Kansas Moves to Protect Seniors from Obamacare Cuts to Medicare
Kathleen Sebelius’ home state of Kansas has become the front line in the battle over Obamacare, with conservatives fighting to preserve Medicare and local control over health care policy while Democrats try to end both.
The Kansas legislature adopted the Health Care Compact, a measure that would give Kansas control over healthcare decision-making and the ability to opt-out of Obamacare. Kathleen Sebelius’ cronies in AARP and the state insurance commission immediately launched a disinformation campaign to spook Governor Brownback into vetoing the bill, claiming the compact would destroy Medicare.
The truth is passage of Obamacare ended Medicare as we know it because it cuts $716 billion from Medicare and establishes a new, unelected panel, the IPAB (Independent Payment Advisory Board), with the power to cut Medicare spending and services.
The Health Care Compact (HCC) provides a regulatory shield so states may opt-out of Obamacare, protect seniors, and ensure the states are no longer passive observers of Washington’s Medicare decisions. States are in control.
You’ll never hear that from the AARP, which likes to portray itself as the defenders of Medicare. Instead of telling the seniors the truth about the Health Care Compact, it is attacking it with more straw men than ever appeared in all the wheat fields of Kansas.
Why? The answer is simple: follow the money. AARP stands to make billions in insurance royalties as seniors buy more so-called Medigap supplemental insurance policies to make up for Obamacare cutbacks to traditional Medicare plans.
To quote from a House Ways and Means Committee report:
UnitedHealth Group (“United”) is AARP’s largest business partner. As part of the United and AARP business agreement all three of the Medicare insurance product lines are marketed under the AARP brand name. From 2007 to 2009, United’s royalty payments to AARP have grown from $284 million in 2007 to $427 million in 2009, a 50% increase.
State insurance rate filings show that, in 2010, AARP retained 4.95% of seniors’ premiums for every Medigap policy sold under its name. Therefore, the more seniors enroll in the AARP branded Medigap plan, the more money AARP receives from United.
Having carefully cultivated its image as their friendly consumer advocate, it’s probably too much to expect the AARP to tell seniors that, like Fred MacMurray in Double Indemnity, it’s actually an insurance salesman who doesn’t have their best interest at heart.

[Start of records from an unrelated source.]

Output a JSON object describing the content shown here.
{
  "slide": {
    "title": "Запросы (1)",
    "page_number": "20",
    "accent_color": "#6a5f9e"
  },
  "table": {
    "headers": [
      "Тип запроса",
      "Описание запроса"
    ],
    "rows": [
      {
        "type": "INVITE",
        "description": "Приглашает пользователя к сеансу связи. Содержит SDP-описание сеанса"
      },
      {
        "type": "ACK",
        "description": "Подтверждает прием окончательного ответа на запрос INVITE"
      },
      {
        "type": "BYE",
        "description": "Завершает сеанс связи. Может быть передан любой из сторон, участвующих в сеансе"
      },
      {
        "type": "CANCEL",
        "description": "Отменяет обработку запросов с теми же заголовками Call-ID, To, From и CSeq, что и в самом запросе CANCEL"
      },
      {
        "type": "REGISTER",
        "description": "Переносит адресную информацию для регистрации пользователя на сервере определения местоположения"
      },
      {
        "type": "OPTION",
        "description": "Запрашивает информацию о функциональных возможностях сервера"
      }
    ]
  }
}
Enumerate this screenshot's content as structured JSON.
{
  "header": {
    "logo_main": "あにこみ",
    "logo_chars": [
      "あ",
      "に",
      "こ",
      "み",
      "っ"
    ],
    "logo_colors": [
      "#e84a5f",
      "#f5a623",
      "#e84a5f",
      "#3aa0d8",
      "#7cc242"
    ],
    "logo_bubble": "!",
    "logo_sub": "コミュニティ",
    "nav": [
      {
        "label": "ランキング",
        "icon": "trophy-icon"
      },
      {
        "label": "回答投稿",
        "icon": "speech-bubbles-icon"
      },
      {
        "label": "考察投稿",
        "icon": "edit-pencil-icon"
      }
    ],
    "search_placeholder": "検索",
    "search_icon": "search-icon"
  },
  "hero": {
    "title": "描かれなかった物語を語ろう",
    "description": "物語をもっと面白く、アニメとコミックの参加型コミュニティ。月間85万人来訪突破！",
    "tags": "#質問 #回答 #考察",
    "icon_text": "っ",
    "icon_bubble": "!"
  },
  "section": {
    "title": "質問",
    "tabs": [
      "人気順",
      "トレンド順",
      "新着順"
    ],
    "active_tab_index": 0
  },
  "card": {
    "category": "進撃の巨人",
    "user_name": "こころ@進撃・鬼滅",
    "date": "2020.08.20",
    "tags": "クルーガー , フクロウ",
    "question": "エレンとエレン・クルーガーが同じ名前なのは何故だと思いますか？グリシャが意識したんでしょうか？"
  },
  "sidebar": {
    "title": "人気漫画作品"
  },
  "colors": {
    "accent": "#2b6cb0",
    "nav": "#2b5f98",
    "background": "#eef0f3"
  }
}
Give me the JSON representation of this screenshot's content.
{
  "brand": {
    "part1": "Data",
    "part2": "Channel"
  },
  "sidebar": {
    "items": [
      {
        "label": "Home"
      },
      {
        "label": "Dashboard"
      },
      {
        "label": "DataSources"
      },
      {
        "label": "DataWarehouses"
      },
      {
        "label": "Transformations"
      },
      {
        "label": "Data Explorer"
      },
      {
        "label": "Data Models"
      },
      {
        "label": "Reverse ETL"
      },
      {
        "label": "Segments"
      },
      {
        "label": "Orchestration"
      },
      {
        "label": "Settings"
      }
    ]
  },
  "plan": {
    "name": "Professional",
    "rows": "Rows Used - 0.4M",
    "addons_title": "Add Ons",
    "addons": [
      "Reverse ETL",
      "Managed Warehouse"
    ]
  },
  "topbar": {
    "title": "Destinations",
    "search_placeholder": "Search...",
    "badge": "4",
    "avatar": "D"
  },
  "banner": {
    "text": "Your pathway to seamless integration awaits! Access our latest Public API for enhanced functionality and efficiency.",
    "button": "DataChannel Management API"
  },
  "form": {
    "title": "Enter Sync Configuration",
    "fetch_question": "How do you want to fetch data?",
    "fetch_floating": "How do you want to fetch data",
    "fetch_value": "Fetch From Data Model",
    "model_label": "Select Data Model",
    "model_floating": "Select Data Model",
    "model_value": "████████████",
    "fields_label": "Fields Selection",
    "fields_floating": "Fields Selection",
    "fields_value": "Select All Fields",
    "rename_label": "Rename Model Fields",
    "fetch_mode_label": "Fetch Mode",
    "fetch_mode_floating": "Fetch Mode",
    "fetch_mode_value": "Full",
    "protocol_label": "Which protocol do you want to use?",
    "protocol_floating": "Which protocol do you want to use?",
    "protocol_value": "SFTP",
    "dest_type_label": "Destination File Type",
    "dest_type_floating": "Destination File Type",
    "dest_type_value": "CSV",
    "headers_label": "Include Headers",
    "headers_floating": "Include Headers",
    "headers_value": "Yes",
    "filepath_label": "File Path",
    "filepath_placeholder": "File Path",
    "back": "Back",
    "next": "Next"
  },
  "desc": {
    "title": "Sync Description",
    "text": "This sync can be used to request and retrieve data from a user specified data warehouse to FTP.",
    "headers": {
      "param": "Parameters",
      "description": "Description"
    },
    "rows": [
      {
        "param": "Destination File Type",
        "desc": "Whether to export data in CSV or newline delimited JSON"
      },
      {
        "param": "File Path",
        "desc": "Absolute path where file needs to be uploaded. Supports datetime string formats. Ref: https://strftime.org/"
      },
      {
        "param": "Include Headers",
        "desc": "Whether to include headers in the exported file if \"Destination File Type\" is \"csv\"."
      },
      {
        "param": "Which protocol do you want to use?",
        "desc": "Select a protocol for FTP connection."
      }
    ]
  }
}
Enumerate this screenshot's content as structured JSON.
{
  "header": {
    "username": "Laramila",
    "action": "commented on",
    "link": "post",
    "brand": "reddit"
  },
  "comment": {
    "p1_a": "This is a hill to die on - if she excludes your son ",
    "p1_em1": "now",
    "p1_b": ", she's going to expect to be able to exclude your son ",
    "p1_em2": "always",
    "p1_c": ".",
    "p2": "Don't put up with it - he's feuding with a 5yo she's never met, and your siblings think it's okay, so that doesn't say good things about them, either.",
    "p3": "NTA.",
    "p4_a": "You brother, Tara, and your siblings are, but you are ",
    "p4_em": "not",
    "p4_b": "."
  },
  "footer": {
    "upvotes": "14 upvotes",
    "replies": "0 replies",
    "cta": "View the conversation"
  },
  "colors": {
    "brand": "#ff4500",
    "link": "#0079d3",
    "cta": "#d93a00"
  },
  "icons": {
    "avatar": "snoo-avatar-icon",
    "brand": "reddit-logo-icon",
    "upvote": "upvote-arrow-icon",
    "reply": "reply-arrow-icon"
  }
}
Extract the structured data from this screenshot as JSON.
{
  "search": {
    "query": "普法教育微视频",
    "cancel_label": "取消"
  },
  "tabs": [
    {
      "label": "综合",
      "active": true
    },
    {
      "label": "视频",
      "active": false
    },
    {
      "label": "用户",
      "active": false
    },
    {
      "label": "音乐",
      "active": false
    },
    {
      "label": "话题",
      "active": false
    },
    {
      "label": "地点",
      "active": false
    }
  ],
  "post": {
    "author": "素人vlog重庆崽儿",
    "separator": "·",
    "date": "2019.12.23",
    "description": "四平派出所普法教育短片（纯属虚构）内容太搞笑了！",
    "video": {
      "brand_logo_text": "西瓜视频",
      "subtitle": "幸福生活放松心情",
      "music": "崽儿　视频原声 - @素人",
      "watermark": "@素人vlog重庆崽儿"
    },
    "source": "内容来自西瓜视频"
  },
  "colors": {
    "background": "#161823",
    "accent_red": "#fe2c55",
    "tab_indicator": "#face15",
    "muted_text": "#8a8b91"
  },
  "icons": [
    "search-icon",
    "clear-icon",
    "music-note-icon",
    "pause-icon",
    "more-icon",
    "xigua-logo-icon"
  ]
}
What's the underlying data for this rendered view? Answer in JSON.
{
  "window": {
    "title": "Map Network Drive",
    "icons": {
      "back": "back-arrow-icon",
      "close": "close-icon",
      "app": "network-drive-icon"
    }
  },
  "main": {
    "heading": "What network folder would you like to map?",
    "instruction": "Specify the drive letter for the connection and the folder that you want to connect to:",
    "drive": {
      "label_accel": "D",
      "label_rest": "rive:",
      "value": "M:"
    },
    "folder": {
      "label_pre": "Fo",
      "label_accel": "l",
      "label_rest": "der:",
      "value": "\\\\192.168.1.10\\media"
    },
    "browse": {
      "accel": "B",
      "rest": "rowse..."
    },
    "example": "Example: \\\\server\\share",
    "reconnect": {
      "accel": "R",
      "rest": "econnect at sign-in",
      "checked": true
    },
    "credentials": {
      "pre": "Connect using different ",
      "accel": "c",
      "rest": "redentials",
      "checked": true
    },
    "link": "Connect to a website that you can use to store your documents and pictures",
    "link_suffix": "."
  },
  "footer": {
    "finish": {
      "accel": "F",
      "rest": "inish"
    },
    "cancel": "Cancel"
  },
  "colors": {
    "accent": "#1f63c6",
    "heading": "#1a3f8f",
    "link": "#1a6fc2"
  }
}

But that doesn’t excuse Kansas Insurance Commissioner Sandy Praeger. She’s been acting as the AARP’s shill, calling on Governor Brownback to veto the Health Care Compact.
Praeger won’t tell seniors that AARP is one of the biggest insurance peddlers in the nation and stands to make billions from Obamacare’s cuts to Medicare.
Praeger’s not running for re-election. Considering the audition quality performance she’s giving the ringmasters at AARP, you have to wonder if they have a well-padded seat waiting for her after she leaves office.
That’s something else Praeger refuses to tell the good people of Kansas.